DIRECTIONS FOR THIS TASK:
The expected output is every line below, reproduced exactly.

SOURCE RECORDS:
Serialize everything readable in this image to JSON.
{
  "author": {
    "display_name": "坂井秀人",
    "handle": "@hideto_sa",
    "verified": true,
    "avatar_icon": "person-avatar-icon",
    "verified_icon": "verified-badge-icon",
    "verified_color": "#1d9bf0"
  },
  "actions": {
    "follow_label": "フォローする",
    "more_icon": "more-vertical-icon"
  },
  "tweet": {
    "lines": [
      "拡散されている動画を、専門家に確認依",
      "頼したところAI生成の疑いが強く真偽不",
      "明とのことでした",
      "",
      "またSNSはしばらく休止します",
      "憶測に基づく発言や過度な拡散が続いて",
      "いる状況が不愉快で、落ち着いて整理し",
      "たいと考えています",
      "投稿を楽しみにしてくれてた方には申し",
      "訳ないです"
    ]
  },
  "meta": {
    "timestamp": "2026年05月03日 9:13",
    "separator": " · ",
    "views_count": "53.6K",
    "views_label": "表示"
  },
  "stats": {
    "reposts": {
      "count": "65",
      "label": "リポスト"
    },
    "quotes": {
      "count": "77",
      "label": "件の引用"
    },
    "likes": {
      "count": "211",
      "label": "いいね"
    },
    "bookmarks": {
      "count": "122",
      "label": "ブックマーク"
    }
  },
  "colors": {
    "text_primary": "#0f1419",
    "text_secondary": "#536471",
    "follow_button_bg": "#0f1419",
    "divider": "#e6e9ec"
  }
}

SOLUTION BELOW:
Serialize everything readable in this image to JSON.
{
  "author": {
    "display_name": "坂井秀人",
    "handle": "@hideto_sa",
    "verified": true,
    "avatar_icon": "person-avatar-icon",
    "verified_icon": "verified-badge-icon",
    "verified_color": "#1d9bf0"
  },
  "actions": {
    "follow_label": "フォローする",
    "more_icon": "more-vertical-icon"
  },
  "tweet": {
    "lines": [
      "拡散されている動画を、専門家に確認依",
      "頼したところAI生成の疑いが強く真偽不",
      "明とのことでした",
      "",
      "またSNSはしばらく休止します",
      "憶測に基づく発言や過度な拡散が続いて",
      "いる状況が不愉快で、落ち着いて整理し",
      "たいと考えています",
      "投稿を楽しみにしてくれてた方には申し",
      "訳ないです"
    ]
  },
  "meta": {
    "timestamp": "2026年05月03日 9:13",
    "separator": " · ",
    "views_count": "53.6K",
    "views_label": "表示"
  },
  "stats": {
    "reposts": {
      "count": "65",
      "label": "リポスト"
    },
    "quotes": {
      "count": "77",
      "label": "件の引用"
    },
    "likes": {
      "count": "211",
      "label": "いいね"
    },
    "bookmarks": {
      "count": "122",
      "label": "ブックマーク"
    }
  },
  "colors": {
    "text_primary": "#0f1419",
    "text_secondary": "#536471",
    "follow_button_bg": "#0f1419",
    "divider": "#e6e9ec"
  }
}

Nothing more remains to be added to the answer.